“If I were a student, I would feel more comfortable with us. We have been on campus since 1988, and we are here 12 months a year,” said Harry Smith, who has managed the store for 17 years.
“When working with us, you don’t have to deal with computers,” he added. “We give you personalized service.”
Campus Ship & Store owner Larry Byron said the Boston-based company is different from the others because “we store in our own facilities, we’re a little more hands-on, we’ve got a lot of different-sized boxes, and people can take as many boxes as they want up front.”
Ship & Store offers an unlimited number of free boxes to customers who register in advance. Byron added that students receive “really heavy-duty boxes to cut down on damage. We give them a little better box and absorb that cost.”
Storage costs $34 per medium-sized box weighing less than 70 pounds, and $1 for every pound thereafter.
“I think that it’s hard to know how many boxes you’ll need ahead of time,” Byron said. “We have staff on campus. Insomeone’s last minute they can walk to our truck, get boxes, and that’s that.”
Door-to-Door Storage, based in Seattle, drops off in front of your building a crate that can hold a bedroom’s worth of furniture and boxes.
Interim President Lee Andrews said the company usually handles storage for longer periods than the summer and does not focus on student business. Door-to-Door charges by the day, but Andrews said that some of its features are worth the extra cost.
“Our customers have the luxury of filling the crate at their own pace,” Andrews said. “Our crates are designed to keep the contents inside safe from weather and break-ins.”
Last summer, sophomore Ashley Rubinstein, from New Smyrna Beach, Fla., used Door-to-Door with seven other Merriweather Hall residents on the Mount Vernon campus.
With the girls moving into different dorms, Rubinstein said the service worked well for them.
“We just had them drop (the crate) off in a central location on campus in the fall, and everyone came to get their stuff,” she said.
“I think (eight people) paid, like, $80 each for the entire summer,” Rubinstein said.
The non-commercial route
Cheaper may not always be better, though. Many students leave their belongings with friends who are staying for the summer. And sometimes that can backfire.
Last summer, senior Amy Silver left two big boxes – “basically everything I have that wasn’t my clothes or my computer” – in a friend’s apartment.
“Since I only am allowed to have two bags to fly back home, it was convenient to have someone who could help me out instead of shipping boxes back and forth from Minneapolis,” Silver said.
She did not expect to find mold on one of her boxes upon returning to GW in August.
The friends with whom she left the boxes went home for the last month of summer but accidentally left hot water running. By the time they got back, humidity had caused mold to grow everywhere.
“It was just on the outside of my box,” Silver said. “I threw away some things that were moldy, but I was lucky. Their stuff got the worst of it.”

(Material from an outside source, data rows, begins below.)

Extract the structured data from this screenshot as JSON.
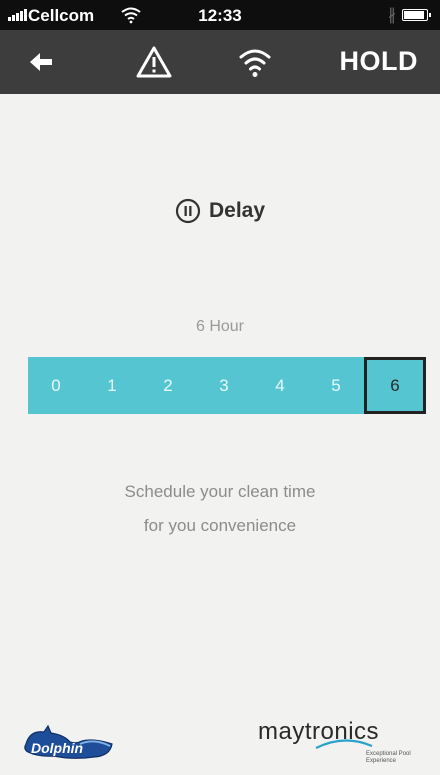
{
  "status_bar": {
    "carrier": "Cellcom",
    "time": "12:33",
    "bluetooth_symbol": "∦"
  },
  "nav": {
    "back_icon": "arrow-left-icon",
    "alert_icon": "warning-icon",
    "wifi_icon": "wifi-icon",
    "hold_label": "HOLD"
  },
  "delay": {
    "icon": "pause-circle-icon",
    "title": "Delay"
  },
  "hour_selector": {
    "current_label": "6 Hour",
    "options": [
      "0",
      "1",
      "2",
      "3",
      "4",
      "5",
      "6"
    ],
    "selected_index": 6
  },
  "description": {
    "line1": "Schedule your clean time",
    "line2": "for you convenience"
  },
  "branding": {
    "dolphin_text": "Dolphin",
    "maytronics_text": "maytronics",
    "tagline_1": "Exceptional Pool",
    "tagline_2": "Experience"
  },
  "colors": {
    "nav_bar": "#3d3d3d",
    "status_bar": "#0e0e0e",
    "accent": "#55c6d1",
    "background": "#f2f2f1"
  }
}
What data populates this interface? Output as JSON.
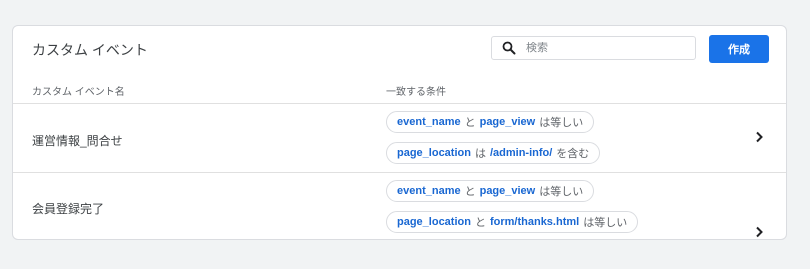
{
  "card": {
    "title": "カスタム イベント",
    "search_placeholder": "検索",
    "create_label": "作成"
  },
  "columns": {
    "name": "カスタム イベント名",
    "conditions": "一致する条件"
  },
  "rows": [
    {
      "name": "運営情報_問合せ",
      "conditions": [
        {
          "param": "event_name",
          "op": "と",
          "value": "page_view",
          "suffix": "は等しい"
        },
        {
          "param": "page_location",
          "op": "は",
          "value": "/admin-info/",
          "suffix": "を含む"
        }
      ]
    },
    {
      "name": "会員登録完了",
      "conditions": [
        {
          "param": "event_name",
          "op": "と",
          "value": "page_view",
          "suffix": "は等しい"
        },
        {
          "param": "page_location",
          "op": "と",
          "value": "form/thanks.html",
          "suffix": "は等しい"
        }
      ]
    }
  ],
  "colors": {
    "accent": "#1a73e8",
    "param_text": "#1967d2"
  }
}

Sonya Garg, a senior from New Delhi, India, also considers herself lucky. An international student, Garg could not bring her stuff home but found storage companies too expensive for the amount of stuff she had, so she left everything with her uncle in Virginia.
“Not everyone has family nearby, and even leaving it there is a pain,” Garg said. “GW should have some sort of storage option on campus, some space that’s not being used during the summer for international students to use.”
Rubinstein recommends even another option: “The best deal I’ve found is actually staying here over the summer so you … don’t have to store your stuff.”